Main Dish

  • 1  lb. Ground Meat
  • ½ cup chopped Onion
  • 2 Tbs freshly ground Flax Seed
  • 2 Tbs minced Garlic
  • 2 Tbs Worcestershire sauce
  • 1-2 cup canned Tomatoes (fortunately I still had fresh canned tomatoes from last summer so I used a full quart jar)
  • 2 cans of Beans (I only had on hand 1 white kidney bean & 1 can of garbanzo), rinsed & drained
  • 2-3 cups Shredded Zucchini (or any other kind of veggies you need to use up, fresh or frozen)
  • Salt & Pepper to taste

Cornbread topping

  • 1 cup Cornmeal
  • ½ cup Unbleached All-purpose Flour or Whole Wheat  Flour
  • 1 tsp Salt
  • 1 Tbs Baking Powder
  • 1 3/4 cups buttermilk or plain yoghurt
  • 1 Egg
  • ½ tsp Baking Soda
  • ¼ cup melted Coconut Oil



Preheat oven to 425 degrees. Brown ground meat with onions, fresh ground flax seed & garlic, until crumbly. Add seasonings, tomatoes & shredded zucchini. Simmer, covered for 15 minutes, or until it’s not as runny (with using home canned tomatoes, I had extra juice that needed to cook down). Add the beans. Pour into greased 1½ quart casserole & set aside if your cornbread batter isn’t ready.

While the meat is cooking, start preparing the cornbread topping. Combine cornmeal, flour, salt & baking powder in a bowl. Stir together. In a separate bowl, add the egg to the buttermilk (or yoghurt). Stir together with a fork. Add the baking soda and stir. Pour the buttermilk (yoghurt) mixture into the dry ingredients & stir until combined. Slowly add the melted lard to the batter, stirring constantly just until combined.

Pour the cornbread batter on the casserole & spread evenly with knife.

Bake 20 minutes then let sit for 10 minutes before serving


Zucchini Bread

Last summer my father-in-law supplied me with more than enough zucchini. I cut, breaded & froze so much zucchini, my upright freezer even said enough!! I started looking for a good zucchini bread recipe & found a couple I meshed together & voila, the BEST zucchini bread I’ve ever had!!

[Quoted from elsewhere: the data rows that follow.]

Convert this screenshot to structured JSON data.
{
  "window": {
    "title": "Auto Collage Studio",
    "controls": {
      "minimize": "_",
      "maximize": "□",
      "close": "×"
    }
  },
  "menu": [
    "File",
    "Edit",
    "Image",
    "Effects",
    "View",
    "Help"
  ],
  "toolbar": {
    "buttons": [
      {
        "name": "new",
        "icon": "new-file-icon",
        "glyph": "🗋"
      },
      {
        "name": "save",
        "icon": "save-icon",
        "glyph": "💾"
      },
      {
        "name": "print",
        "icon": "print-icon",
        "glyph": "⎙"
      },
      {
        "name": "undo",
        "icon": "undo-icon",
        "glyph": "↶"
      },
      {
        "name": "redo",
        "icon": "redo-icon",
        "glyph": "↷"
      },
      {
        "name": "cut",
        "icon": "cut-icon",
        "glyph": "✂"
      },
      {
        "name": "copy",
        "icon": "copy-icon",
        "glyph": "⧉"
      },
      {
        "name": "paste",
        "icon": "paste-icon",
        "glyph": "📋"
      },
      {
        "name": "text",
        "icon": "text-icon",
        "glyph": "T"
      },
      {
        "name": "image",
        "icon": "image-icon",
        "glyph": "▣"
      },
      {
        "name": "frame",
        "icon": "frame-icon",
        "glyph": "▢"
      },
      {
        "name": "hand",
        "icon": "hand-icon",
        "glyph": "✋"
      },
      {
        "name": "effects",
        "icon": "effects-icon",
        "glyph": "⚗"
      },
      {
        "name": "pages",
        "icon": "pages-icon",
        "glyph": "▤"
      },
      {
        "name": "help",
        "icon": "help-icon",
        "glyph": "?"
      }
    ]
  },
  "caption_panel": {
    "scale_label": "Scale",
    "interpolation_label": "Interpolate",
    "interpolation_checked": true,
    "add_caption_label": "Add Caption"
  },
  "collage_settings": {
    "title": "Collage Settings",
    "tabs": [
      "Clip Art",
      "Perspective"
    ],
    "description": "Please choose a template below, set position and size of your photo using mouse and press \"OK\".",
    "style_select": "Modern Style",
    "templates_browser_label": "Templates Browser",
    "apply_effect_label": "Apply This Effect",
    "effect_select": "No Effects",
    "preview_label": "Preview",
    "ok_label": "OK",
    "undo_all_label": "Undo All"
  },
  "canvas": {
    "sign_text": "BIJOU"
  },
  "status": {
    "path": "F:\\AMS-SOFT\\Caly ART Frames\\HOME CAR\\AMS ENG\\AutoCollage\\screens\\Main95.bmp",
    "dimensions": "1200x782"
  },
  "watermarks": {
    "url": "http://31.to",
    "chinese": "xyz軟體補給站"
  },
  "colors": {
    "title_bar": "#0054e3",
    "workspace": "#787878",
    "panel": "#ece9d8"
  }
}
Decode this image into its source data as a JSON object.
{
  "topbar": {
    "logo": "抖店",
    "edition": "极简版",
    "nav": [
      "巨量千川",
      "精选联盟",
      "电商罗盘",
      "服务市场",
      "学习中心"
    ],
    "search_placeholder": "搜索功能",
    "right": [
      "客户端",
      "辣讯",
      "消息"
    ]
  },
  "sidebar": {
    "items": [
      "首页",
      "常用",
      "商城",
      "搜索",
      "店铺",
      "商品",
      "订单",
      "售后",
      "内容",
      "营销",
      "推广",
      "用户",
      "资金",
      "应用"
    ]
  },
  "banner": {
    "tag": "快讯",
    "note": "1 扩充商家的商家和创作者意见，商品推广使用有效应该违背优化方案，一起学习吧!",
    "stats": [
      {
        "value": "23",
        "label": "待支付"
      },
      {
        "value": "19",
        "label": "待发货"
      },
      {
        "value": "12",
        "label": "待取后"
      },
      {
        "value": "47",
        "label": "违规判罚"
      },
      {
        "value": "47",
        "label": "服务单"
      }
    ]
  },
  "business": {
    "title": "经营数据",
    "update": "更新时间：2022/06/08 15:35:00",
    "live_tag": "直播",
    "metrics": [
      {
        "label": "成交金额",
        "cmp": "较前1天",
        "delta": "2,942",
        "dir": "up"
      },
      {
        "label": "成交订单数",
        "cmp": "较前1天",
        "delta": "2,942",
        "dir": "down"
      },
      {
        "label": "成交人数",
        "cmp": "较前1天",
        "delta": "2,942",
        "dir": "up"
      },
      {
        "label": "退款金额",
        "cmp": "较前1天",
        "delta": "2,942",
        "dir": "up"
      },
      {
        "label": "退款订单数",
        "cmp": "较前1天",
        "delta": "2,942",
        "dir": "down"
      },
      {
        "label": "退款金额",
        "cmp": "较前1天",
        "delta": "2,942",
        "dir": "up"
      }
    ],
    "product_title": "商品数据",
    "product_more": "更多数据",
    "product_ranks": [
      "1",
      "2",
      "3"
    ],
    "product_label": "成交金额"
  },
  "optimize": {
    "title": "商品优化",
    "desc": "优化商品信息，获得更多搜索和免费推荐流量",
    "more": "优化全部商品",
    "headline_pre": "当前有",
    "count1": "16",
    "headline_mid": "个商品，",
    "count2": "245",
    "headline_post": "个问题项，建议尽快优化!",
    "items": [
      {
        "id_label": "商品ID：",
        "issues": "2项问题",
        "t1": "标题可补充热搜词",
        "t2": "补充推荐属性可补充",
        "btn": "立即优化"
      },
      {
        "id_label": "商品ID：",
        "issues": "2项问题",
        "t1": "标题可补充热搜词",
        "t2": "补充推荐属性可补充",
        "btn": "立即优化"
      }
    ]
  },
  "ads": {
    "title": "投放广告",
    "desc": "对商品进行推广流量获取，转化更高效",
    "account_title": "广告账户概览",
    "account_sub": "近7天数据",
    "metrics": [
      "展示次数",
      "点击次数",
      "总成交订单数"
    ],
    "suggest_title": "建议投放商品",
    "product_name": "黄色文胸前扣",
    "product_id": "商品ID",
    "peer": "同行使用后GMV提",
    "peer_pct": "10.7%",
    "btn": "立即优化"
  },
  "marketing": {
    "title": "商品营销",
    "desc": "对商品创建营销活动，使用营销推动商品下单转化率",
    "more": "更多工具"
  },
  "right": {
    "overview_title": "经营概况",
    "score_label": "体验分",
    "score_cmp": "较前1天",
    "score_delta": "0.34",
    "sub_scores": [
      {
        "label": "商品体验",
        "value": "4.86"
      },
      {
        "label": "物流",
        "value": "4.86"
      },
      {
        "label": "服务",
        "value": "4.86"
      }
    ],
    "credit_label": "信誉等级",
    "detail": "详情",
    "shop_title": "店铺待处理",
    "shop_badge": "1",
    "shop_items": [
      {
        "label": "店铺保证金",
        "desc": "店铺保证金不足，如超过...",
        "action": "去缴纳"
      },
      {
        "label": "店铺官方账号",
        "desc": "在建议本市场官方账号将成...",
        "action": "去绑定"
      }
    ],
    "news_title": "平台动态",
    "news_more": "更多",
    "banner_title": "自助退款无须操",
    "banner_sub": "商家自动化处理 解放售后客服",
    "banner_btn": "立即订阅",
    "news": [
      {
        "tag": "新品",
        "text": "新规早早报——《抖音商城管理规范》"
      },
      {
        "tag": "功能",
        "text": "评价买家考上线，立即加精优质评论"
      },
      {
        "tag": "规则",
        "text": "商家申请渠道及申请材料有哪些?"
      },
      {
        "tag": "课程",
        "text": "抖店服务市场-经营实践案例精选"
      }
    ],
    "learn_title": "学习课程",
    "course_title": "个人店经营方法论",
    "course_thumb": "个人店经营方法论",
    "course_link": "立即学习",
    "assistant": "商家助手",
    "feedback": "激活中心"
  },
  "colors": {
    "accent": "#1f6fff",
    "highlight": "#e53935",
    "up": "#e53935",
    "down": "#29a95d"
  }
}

I tried freezing some loafs (original thought was to make the bread & then freeze to eat later in the year) & they kinda became squashed when I used my vacuum seal system. Then I had a brilliant moment – shred the correct amount needed of zucchini & freeze. I could make fresh loafs whenever I want thru the winter!! Taste of summer whenever we want!!! Yes, I’m supper excited at this idea!!!!!!

Ingredients (for the bread):

  • 3c whole wheat flour
  • 1t salt1t baking soda
  • 1t baking powder
  • 3t ground cinnamon
  • 1t ground nutmeg
  • 3 eggs1c coconut oil (or regular oil if you want)
  • 1 1/4c white sugar
  • 1c brown sugar
  • 5t vanilla extract
  • 3c grated zucchini (don’t drain, use it all!)
  • 1c chopped roasted walnuts/pecans

Ingredients (for the topping):

  • 1/2c regular oats
  • 1/2c brown sugar
  • 1/4c flour
  • 1/2t cinnamon
  • 1/4c butter


  1. Grease & flour two loaf pans. Preheat oven to 325 degrees.
  2. Combine all the dry ingredients in one bowl.
  3. Beat eggs, oil, vanilla and sugar together. Slowly add the dry ingredients. Stir in zucchini and nuts until well combined.
  4. Pour batter into prepared pans. Bake for 30 minutes.
  5. While the loafs are baking, make the topping mix.
  6. At 30 minutes, sprinkle the topping mix on both loafs & put the pans back in for at least 15-25 minutes more.
  7. The bread is done once a knife is inserted & pulled out & is clean.
  8. Cool in the pan for a while before removing & cooling completely on the rack.